Yesterday, I got a surprise e-mail from a friend I hadn’t heard from in a few years. Her e-mail reminded me of welcome and kindness to a stranger.
On 12 September, 2001, while most people were watching the news, I found myself in Cornerbrook, a small town in Newfoundland, Canada, part of a coach load of passengers that were originally headed for Washington DC. I was with my five year old niece, and we’d spent the night in the airplane. We had access to snippets of information, some of which, even by the standards of that day were wild exaggerations.

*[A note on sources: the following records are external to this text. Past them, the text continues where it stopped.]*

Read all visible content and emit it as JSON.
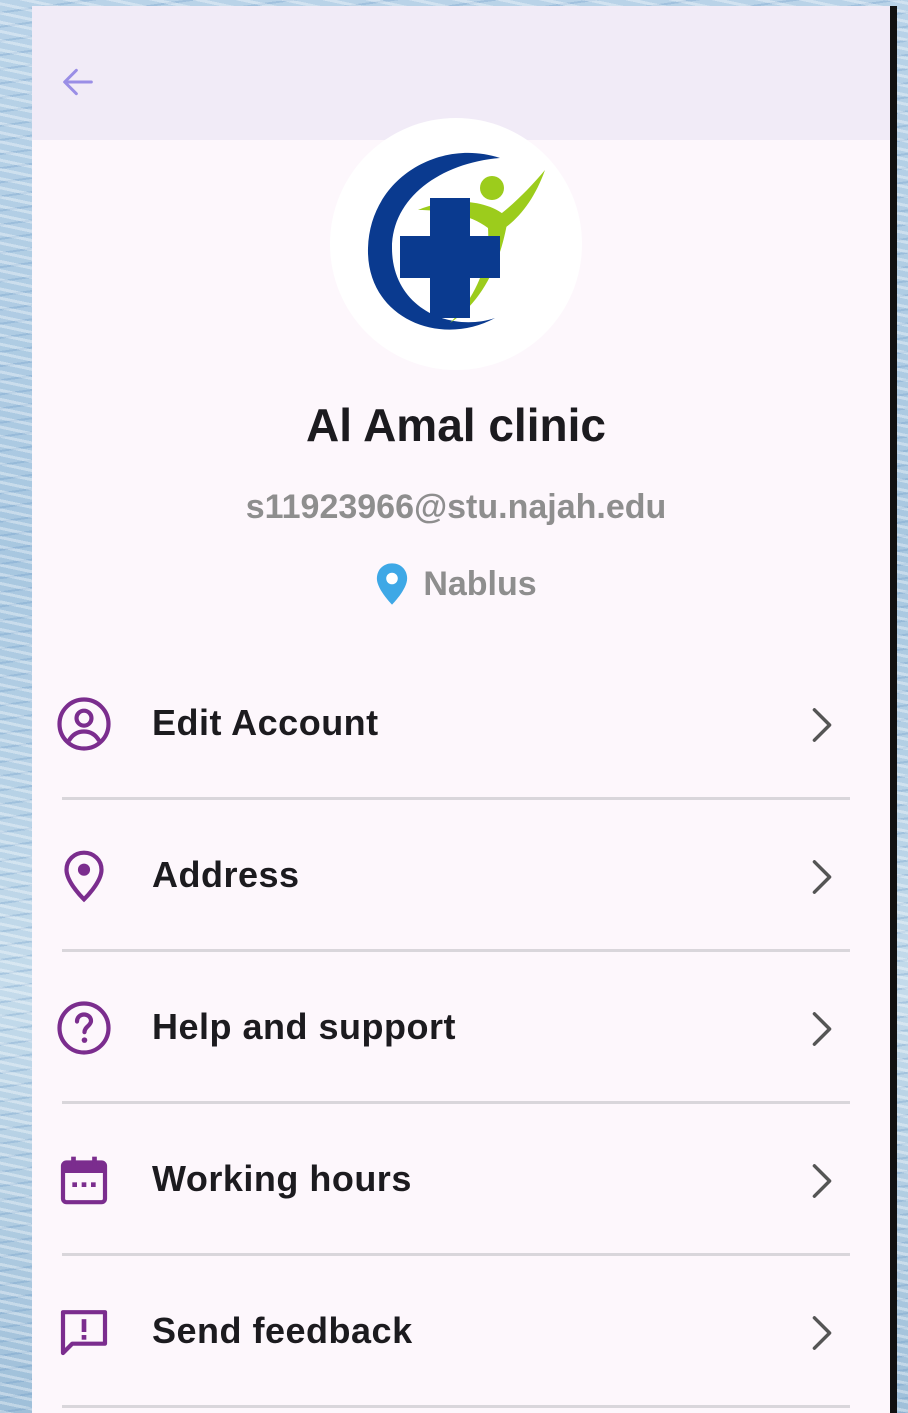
{
  "colors": {
    "accent_purple": "#7b2d8e",
    "back_arrow": "#9a8ee6",
    "pin_blue": "#3ea8e6",
    "logo_blue": "#0a3a8f",
    "logo_green": "#9ccc1c",
    "appbar_bg": "#f1ebf7",
    "page_bg": "#fdf7fc"
  },
  "appbar": {
    "back_icon": "arrow-left-icon"
  },
  "profile": {
    "name": "Al Amal clinic",
    "email": "s11923966@stu.najah.edu",
    "location": "Nablus",
    "location_icon": "map-pin-icon"
  },
  "menu": {
    "items": [
      {
        "label": "Edit Account",
        "icon": "user-circle-icon"
      },
      {
        "label": "Address",
        "icon": "location-pin-icon"
      },
      {
        "label": "Help and support",
        "icon": "help-circle-icon"
      },
      {
        "label": "Working hours",
        "icon": "calendar-icon"
      },
      {
        "label": "Send feedback",
        "icon": "feedback-icon"
      }
    ],
    "chevron_icon": "chevron-right-icon"
  }
}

Jacqueline worked for Social Services in Cornerbrook, and it was her duty to get us settled. She made sure that I and my niece were settled. Then, as my luggage was still in the airplane, she got her dad to take me shopping for change of clothing. In the evening, she introduced me to her boyfriend over dinner.
Now, I think that’s beyond duty, that’s friendship. To prove it, we kept in touch till I lost her address in the great hard drive crash. And she wrote me again.
Come to think of it, the Canadians really looked after us. Apart from keeping us fed and watered, they said we could make free telephone calls to inform our families that we were safe and well. I must have been so comfortable; when the captain told us we were returning to London, I spoke to him. I said we were better off in Cornerbrook, as we were closer to our final destination. I didn’t win that one and had to spend one more night in London. I spent almost 36 hours in a hotel near Heathrow. I couldn’t get out or do anything. When I wanted to tell my sister where I’d brought her daughter to, I was told I had to pay for the call.
So, thanks to all the people of Cornerbrook; Thanks Jacqueline, glad you got back in touch.